I have worked as a freelance writer and a full-time digital editor, and have been published in Travel+Leisure, National Geographic, AFAR, Hemispheres, Monocle, New York Times, and Mic, among others.
Even as ginseng, St. John’s wort, and other herbs grow in popularity, the region is struggling to keep its age-old practice of herbalism alive for a new generation.
A seldom-visited corner of Belize offers writer Alex Schechter a fresh perspective on his battle with cancer.
At Etto, a small pasta shop in Paso Robles, aproned workers pull long strands of fettuccine out of a machine that looks like a Play-Doh Fun Factory made of steel. It’s not exactly like being in Italy, but for travel-starved locals last year, the illusion sufficed.
In a northeast corner of L.A., Eagle Rock Plaza reminds many of home.
In 1894, 25 cents gained you entry to the Japanese Tea Garden in Golden Gate Park. A lot has changed since then, but the novelty of these serene, pine-and-rock-filled oases hasn’t worn off.
From cage diving with sharks to jumping out of a plane, these adventure vacations are guaranteed to break you out of your comfort zone.
Prague comes by its starry reputation honestly—its history with astronomy and astrology goes back to the 17th century, a time when the two disciplines often blurred together. Under Emperor Rudolf II, a patron of the arts and sciences, Prague became a beacon for astronomers, alchemists, and philosophers.

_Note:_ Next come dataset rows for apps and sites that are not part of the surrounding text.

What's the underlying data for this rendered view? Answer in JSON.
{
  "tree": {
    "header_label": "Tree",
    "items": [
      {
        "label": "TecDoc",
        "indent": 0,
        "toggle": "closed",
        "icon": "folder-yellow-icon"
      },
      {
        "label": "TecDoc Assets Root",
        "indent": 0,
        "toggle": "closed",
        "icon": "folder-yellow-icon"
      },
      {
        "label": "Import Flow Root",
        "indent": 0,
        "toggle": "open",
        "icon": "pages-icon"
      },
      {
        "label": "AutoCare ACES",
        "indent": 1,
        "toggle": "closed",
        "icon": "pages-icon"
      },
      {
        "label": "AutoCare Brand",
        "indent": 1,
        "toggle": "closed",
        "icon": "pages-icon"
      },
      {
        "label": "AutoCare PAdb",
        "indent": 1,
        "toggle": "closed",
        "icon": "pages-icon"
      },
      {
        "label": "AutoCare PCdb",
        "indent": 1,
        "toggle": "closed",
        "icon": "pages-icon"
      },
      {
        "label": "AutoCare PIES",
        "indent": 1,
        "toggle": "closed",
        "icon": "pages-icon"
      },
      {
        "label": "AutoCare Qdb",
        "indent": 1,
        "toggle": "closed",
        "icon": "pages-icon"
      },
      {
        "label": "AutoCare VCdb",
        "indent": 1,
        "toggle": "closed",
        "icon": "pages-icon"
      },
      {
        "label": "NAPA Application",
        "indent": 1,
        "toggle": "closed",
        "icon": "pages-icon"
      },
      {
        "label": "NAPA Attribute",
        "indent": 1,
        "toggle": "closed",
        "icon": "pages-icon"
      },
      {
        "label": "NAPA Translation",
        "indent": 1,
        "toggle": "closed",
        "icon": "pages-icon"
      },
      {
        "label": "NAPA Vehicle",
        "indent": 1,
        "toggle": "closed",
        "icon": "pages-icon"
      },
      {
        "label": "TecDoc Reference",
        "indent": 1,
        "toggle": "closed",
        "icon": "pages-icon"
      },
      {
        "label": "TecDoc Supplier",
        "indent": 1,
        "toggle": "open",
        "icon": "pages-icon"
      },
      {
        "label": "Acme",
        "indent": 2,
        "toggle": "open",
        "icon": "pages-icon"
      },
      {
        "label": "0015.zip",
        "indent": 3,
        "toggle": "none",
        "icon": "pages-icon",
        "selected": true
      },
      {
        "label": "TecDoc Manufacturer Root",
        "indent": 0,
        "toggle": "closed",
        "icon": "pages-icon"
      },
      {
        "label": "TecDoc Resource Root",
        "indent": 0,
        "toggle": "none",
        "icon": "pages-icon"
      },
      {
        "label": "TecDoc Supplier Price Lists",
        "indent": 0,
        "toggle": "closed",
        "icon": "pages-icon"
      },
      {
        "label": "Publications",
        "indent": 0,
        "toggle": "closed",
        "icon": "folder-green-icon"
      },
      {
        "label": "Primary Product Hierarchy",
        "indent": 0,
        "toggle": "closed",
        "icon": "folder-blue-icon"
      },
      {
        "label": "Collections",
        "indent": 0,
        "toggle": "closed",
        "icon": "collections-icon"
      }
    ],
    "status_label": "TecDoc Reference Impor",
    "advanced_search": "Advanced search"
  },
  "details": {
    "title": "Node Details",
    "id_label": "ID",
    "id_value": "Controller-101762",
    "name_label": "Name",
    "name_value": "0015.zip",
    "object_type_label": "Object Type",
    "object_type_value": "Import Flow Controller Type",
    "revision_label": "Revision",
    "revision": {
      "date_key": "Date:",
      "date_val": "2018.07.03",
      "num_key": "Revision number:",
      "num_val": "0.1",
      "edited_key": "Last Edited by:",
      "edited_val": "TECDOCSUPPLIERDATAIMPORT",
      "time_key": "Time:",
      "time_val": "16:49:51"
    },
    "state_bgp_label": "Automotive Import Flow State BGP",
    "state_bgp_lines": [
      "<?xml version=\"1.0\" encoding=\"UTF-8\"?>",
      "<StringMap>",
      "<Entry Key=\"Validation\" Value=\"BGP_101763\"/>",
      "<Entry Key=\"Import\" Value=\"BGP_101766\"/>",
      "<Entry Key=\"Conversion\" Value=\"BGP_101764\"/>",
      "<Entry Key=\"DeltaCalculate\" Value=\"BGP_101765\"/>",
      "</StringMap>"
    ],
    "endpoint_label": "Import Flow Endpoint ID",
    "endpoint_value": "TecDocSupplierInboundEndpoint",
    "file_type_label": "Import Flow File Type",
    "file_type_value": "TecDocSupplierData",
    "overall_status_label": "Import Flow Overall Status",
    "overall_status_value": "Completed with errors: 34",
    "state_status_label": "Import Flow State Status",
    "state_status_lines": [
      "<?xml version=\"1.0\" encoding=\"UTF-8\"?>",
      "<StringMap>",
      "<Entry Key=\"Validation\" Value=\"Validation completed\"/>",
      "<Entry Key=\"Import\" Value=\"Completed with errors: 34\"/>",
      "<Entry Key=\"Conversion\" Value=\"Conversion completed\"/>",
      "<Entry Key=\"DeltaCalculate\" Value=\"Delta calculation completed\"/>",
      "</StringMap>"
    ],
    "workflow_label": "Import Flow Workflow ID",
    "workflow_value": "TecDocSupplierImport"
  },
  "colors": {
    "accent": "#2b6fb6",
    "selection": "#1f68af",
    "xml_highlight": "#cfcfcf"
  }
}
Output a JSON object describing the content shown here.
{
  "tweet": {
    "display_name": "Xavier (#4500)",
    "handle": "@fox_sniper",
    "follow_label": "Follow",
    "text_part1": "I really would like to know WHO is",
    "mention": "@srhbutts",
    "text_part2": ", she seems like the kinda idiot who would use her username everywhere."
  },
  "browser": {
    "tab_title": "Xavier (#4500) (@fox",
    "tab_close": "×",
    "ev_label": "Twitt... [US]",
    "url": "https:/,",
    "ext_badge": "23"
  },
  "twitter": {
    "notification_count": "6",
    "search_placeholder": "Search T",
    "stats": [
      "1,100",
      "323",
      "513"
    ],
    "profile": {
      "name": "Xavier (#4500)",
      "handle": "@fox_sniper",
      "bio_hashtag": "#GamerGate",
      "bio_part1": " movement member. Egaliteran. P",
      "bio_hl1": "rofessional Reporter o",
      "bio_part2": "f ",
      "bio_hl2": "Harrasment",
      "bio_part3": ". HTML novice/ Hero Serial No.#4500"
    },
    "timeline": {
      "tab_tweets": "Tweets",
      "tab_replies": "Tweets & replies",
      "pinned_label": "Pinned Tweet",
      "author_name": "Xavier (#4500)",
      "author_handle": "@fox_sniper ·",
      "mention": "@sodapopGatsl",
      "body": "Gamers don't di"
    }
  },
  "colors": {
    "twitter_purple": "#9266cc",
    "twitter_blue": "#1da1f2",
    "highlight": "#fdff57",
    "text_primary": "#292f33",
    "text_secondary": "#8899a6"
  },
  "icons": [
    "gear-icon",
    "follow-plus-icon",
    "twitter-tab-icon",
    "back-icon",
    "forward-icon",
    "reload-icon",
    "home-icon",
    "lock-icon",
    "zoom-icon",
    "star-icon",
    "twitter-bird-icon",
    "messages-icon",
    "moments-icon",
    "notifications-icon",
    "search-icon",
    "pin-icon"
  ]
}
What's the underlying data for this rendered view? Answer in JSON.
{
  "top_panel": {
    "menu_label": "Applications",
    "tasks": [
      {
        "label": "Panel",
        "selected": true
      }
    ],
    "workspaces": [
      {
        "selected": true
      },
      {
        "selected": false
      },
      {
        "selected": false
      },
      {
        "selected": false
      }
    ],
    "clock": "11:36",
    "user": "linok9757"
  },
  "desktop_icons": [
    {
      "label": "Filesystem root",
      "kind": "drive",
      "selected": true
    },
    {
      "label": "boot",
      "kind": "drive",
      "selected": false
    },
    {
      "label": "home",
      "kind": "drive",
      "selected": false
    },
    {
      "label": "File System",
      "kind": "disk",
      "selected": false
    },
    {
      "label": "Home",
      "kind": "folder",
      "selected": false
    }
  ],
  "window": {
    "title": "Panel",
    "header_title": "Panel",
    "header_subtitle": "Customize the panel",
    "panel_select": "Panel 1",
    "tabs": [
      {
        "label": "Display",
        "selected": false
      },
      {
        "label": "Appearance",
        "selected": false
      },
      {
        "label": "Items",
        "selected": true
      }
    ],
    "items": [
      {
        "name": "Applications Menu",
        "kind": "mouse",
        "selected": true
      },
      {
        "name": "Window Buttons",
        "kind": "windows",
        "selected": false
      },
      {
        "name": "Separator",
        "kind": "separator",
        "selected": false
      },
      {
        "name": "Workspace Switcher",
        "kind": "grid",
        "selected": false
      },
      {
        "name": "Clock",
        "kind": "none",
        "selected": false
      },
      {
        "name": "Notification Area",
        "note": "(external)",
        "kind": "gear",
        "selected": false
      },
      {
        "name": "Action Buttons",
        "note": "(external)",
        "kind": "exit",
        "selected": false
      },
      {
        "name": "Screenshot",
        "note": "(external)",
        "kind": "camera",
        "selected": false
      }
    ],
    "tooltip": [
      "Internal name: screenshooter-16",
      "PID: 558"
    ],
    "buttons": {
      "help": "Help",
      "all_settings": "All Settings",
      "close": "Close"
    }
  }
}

A few days before Christmas in 2008, Jay Irwin was standing at the top of Ptarmigan Pass, an 11,777-foot peak south of Vail. He was playing a game of rock, paper, scissors with his friend Bill.